UPDATE 1-Bumper gas prospect Mozambique sets 32% gains tax from 2014 | Reuters

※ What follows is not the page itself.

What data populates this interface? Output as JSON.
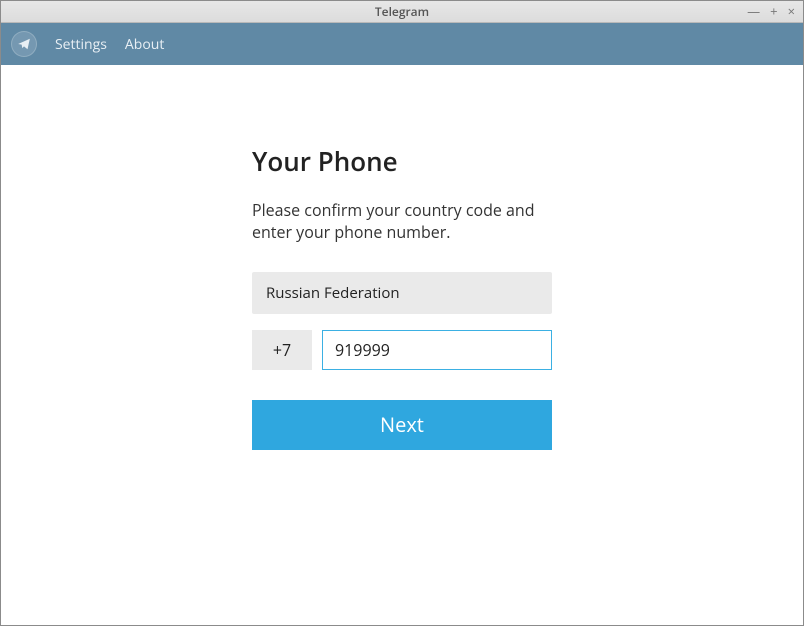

(Adds detail, analyst, graphic)By Manuel MucariMAPUTO Aug 29 Sales by foreign companies ofassets in Mozambique will be taxed at a fixed rate of 32 percentfrom next year, a tax official said, as the government tries toextract more benefits from its huge gas discoveries.Civil society groups and the opposition have criticised bigtax breaks that were granted to foreign firms as the southernAfrican nation struggled to attract investment in the yearsfollowing a bloody civil war which ended in 1992.Mozambique is now a key prospect for the export of liquefiednatural gas because of the size of recent discoveries, itslocation en route to Asia and its appeal to buyers trying todiversify away from big suppliers Qatar and Australia.Up to now, the sale of local assets belonging to foreigncompanies in Mozambique had been taxed on a progressivelydeclining basis, depending on the length of time they were held.This is why Cove Energy paid a rate of only 12.8 percentwhen it sold out to Thailand's PTT Exploration and Production in 2012.Mozambique's parliament passed an amendment to the taxregime last year, stipulating that sales of assets held bynon-resident firms would be taxed at 32 percent withoutconsideration for the period they were held.But the new law was put on hold, pending a review by thepresident of the southeast African state."The constitutional issues that delayed the passing of thetax law have been overcome and the president has promulgated thelaw," Rosario Fernandes, head of the tax authority, told Reuterslate on Wednesday."Come Jan. 1, capital gains in all mega-projects, includingoil and gas, will be taxed according to the new legislation."The fixed-rate tax will affect any future gas field deals inMozambique's attractive Rovuma basin and could spur companieswith agreements on the table to try get them wrapped up by theend of the year.Italian oil and gas company Eni agreed this monthto pay the former Portuguese colony $400 million in taxes on its$4.2 billion sale of a gas field stake to China's CNPC.Eni also pledged to build a power plant, which Fernandessaid is worth another $130 million.If the new tax rule had been applied, Eni's tax bill on thedeal would have been as high as $1.35 billion, analysts said.They said Mozambique was receptive to approving the Eni dealunder the existing, more flexible tax rule given Eni's financialstrength and ability to get capital-intensive LNG plants off theground. The government also has a close relationship with China,which has invested a lot in infrastructure in Mozambique.India's Oil and Natural Gas Corp (ONGC) said thisweek it had agreed to buy 10 percent of a gas block fromAnadarko Petroleum Corp for $2.64 billion."Anadarko is relatively well-placed to negotiate an approvalbefore year-end 2013, thereby securing a lower tax bill," MarkRosenberg, an analyst at Eurasia Group, said in a note."Like Eni, Anadarko is critical to developing the Mozambicangas industry: it is the lead operator of the Area 1 block and isjointly leading construction of a large LNG plant at Palma withEni," Rosenberg added. "Still, a pre-2014 approval is far fromcertain."Approval on other outstanding deals may also slip into 2014.In June, ONGC and state-run Oil India Ltd agreedto buy a 10 percent stake in a gas field from Videocon Group for $2.48 billion, while Norway's Statoil isselling 25 percent of its licence to Japan's INPEX.Mozambique has become an attractive gas investmentdestination, with current estimates for its reserves at 150trillion cubic feet - enough to supply Germany, Britain, Franceand Italy for 15 years - but sporadic raids by former rebelsthis year have raised fears the country could slip back intoconflict.In neighbouring Tanzania, which also boasts attractive gasdiscoveries, albeit of smaller size, capital gains are taxed ata rate of 10 and 20 percent for residents and foreignshareholders, respectively.(Additional reporting by Fumbuka Ng'wanakilala in Dar esSalaam; writing by Agnieszka Flak; editing by Pascal Fletcherand Tom Pfeiffer)